“He has helped his servant…remembering…” (Luke 1:54)
One of the most pastoral words that frame my work is remember. I snatched it from John Patton to put it as a main anchor of my ministry (see Pastoral Care: An Essential Guide for an introduction). Professor Hogue told us about Dr. Patton’s work. Later, Sister Barbara told me how loving a man her friend, John Patton, was in real life. And his language about the pastoral power of memory just kept coming back to me.
Memory is powerful. And when we remember well, we’re doing very godly work. The scriptures tell us that God remembers those who are his, that God remembers to be gracious, that God remembers God’s covenant. Mary captures this part of God’s acts toward her and toward the people of God when she says that the help of God comes in the form of God’s remembering. I think we need memory, as a community, as people, as families. I heard once, or read I’m not sure, that people are their memories. What separates us from other species is memory.

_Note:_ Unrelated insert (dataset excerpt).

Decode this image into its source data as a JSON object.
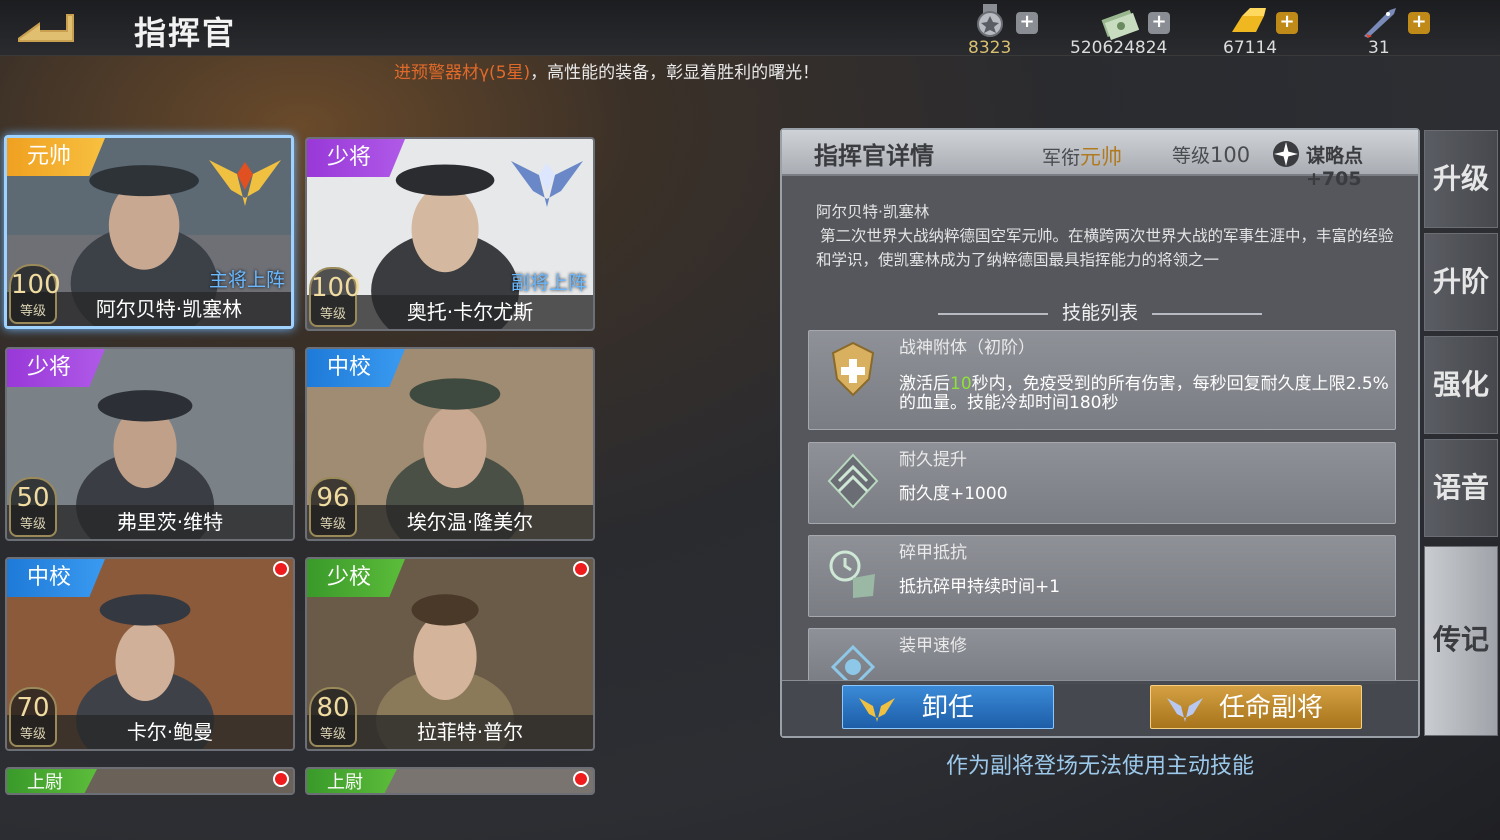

When I think of what makes me unique, what teases my life from the rest of my friends’ lives, it’s memory. It’s my recalled experience of a situation that is unique and distinct from anyone else’s. God’s interaction with me (or you) is the same. How we’ve related to God is so unique, and what maintains we who are with God is memory. And mostly God’s memory. Imagine for a moment key events that frame your life with God. There will inevitably be painful experiences. Grief and suffering will mark some of those moments. Joy inexpressible will be there too.
I wonder if you can think about how God will recast those same moments. I think Mary guides us in learning how God recalls our moments with him. When God thinks of you, of us, God remembers mercifully. That means partly that God never remembers without mercy. Memory and mercy wed in God’s recollection. And this is who God is to every generation of his own. Memory and mercy always come together.
May we recall that God helps us. As Christmas comes and goes, may we be reminded that when others have forgotten us, God keeps us in mind. May we know that the ways God’s memory works all captured by the lovely word mercy.